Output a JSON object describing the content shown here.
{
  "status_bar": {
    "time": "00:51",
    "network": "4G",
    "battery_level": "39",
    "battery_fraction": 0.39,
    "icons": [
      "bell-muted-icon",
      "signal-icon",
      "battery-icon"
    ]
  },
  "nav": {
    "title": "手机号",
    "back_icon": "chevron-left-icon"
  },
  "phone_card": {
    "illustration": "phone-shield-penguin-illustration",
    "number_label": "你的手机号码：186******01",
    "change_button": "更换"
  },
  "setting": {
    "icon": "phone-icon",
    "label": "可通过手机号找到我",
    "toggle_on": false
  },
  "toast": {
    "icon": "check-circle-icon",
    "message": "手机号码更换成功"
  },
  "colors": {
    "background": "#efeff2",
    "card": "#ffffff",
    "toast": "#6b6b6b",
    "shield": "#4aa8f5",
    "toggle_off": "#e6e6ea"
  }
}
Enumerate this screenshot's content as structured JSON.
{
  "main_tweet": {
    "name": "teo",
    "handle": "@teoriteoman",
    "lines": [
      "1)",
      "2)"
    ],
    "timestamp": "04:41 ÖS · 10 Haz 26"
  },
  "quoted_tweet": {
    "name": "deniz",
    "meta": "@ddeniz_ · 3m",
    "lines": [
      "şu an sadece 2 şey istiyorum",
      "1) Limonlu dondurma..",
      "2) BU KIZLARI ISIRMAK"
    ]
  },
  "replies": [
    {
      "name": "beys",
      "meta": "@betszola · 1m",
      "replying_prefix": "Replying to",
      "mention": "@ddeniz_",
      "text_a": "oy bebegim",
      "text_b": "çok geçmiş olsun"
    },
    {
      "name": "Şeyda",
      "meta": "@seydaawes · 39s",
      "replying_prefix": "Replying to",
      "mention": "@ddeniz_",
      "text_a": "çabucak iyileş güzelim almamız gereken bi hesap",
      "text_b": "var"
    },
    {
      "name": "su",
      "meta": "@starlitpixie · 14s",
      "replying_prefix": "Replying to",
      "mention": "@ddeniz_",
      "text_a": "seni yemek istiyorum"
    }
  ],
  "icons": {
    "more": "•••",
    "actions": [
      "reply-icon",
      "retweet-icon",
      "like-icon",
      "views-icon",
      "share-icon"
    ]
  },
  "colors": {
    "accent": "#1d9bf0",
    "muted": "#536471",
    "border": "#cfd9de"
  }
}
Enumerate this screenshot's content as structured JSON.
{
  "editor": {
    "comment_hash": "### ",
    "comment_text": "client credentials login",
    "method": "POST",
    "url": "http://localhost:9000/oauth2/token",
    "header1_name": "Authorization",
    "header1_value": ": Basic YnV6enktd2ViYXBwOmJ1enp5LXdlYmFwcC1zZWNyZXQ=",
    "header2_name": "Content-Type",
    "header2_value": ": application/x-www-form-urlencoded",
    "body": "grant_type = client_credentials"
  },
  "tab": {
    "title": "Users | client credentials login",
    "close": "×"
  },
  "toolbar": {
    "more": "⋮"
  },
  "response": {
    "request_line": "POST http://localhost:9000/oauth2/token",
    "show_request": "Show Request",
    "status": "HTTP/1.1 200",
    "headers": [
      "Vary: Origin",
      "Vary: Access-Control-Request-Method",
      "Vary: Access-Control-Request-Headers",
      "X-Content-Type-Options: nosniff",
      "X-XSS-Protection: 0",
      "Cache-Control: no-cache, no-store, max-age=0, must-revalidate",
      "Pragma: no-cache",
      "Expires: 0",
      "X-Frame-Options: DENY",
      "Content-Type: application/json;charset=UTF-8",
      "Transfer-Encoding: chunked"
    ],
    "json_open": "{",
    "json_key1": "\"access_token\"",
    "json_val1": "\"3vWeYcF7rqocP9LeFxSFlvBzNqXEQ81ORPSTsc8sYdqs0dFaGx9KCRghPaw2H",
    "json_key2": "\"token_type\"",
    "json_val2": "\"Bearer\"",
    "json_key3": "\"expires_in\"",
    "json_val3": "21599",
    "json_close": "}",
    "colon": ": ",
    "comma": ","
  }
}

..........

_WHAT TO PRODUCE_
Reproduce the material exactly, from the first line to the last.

_ANSWER SECTION_
Output a JSON object describing the content shown here.
{
  "status_bar": {
    "time": "00:51",
    "network": "4G",
    "battery_level": "39",
    "battery_fraction": 0.39,
    "icons": [
      "bell-muted-icon",
      "signal-icon",
      "battery-icon"
    ]
  },
  "nav": {
    "title": "手机号",
    "back_icon": "chevron-left-icon"
  },
  "phone_card": {
    "illustration": "phone-shield-penguin-illustration",
    "number_label": "你的手机号码：186******01",
    "change_button": "更换"
  },
  "setting": {
    "icon": "phone-icon",
    "label": "可通过手机号找到我",
    "toggle_on": false
  },
  "toast": {
    "icon": "check-circle-icon",
    "message": "手机号码更换成功"
  },
  "colors": {
    "background": "#efeff2",
    "card": "#ffffff",
    "toast": "#6b6b6b",
    "shield": "#4aa8f5",
    "toggle_off": "#e6e6ea"
  }
}
Enumerate this screenshot's content as structured JSON.
{
  "main_tweet": {
    "name": "teo",
    "handle": "@teoriteoman",
    "lines": [
      "1)",
      "2)"
    ],
    "timestamp": "04:41 ÖS · 10 Haz 26"
  },
  "quoted_tweet": {
    "name": "deniz",
    "meta": "@ddeniz_ · 3m",
    "lines": [
      "şu an sadece 2 şey istiyorum",
      "1) Limonlu dondurma..",
      "2) BU KIZLARI ISIRMAK"
    ]
  },
  "replies": [
    {
      "name": "beys",
      "meta": "@betszola · 1m",
      "replying_prefix": "Replying to",
      "mention": "@ddeniz_",
      "text_a": "oy bebegim",
      "text_b": "çok geçmiş olsun"
    },
    {
      "name": "Şeyda",
      "meta": "@seydaawes · 39s",
      "replying_prefix": "Replying to",
      "mention": "@ddeniz_",
      "text_a": "çabucak iyileş güzelim almamız gereken bi hesap",
      "text_b": "var"
    },
    {
      "name": "su",
      "meta": "@starlitpixie · 14s",
      "replying_prefix": "Replying to",
      "mention": "@ddeniz_",
      "text_a": "seni yemek istiyorum"
    }
  ],
  "icons": {
    "more": "•••",
    "actions": [
      "reply-icon",
      "retweet-icon",
      "like-icon",
      "views-icon",
      "share-icon"
    ]
  },
  "colors": {
    "accent": "#1d9bf0",
    "muted": "#536471",
    "border": "#cfd9de"
  }
}
Enumerate this screenshot's content as structured JSON.
{
  "editor": {
    "comment_hash": "### ",
    "comment_text": "client credentials login",
    "method": "POST",
    "url": "http://localhost:9000/oauth2/token",
    "header1_name": "Authorization",
    "header1_value": ": Basic YnV6enktd2ViYXBwOmJ1enp5LXdlYmFwcC1zZWNyZXQ=",
    "header2_name": "Content-Type",
    "header2_value": ": application/x-www-form-urlencoded",
    "body": "grant_type = client_credentials"
  },
  "tab": {
    "title": "Users | client credentials login",
    "close": "×"
  },
  "toolbar": {
    "more": "⋮"
  },
  "response": {
    "request_line": "POST http://localhost:9000/oauth2/token",
    "show_request": "Show Request",
    "status": "HTTP/1.1 200",
    "headers": [
      "Vary: Origin",
      "Vary: Access-Control-Request-Method",
      "Vary: Access-Control-Request-Headers",
      "X-Content-Type-Options: nosniff",
      "X-XSS-Protection: 0",
      "Cache-Control: no-cache, no-store, max-age=0, must-revalidate",
      "Pragma: no-cache",
      "Expires: 0",
      "X-Frame-Options: DENY",
      "Content-Type: application/json;charset=UTF-8",
      "Transfer-Encoding: chunked"
    ],
    "json_open": "{",
    "json_key1": "\"access_token\"",
    "json_val1": "\"3vWeYcF7rqocP9LeFxSFlvBzNqXEQ81ORPSTsc8sYdqs0dFaGx9KCRghPaw2H",
    "json_key2": "\"token_type\"",
    "json_val2": "\"Bearer\"",
    "json_key3": "\"expires_in\"",
    "json_val3": "21599",
    "json_close": "}",
    "colon": ": ",
    "comma": ","
  }
}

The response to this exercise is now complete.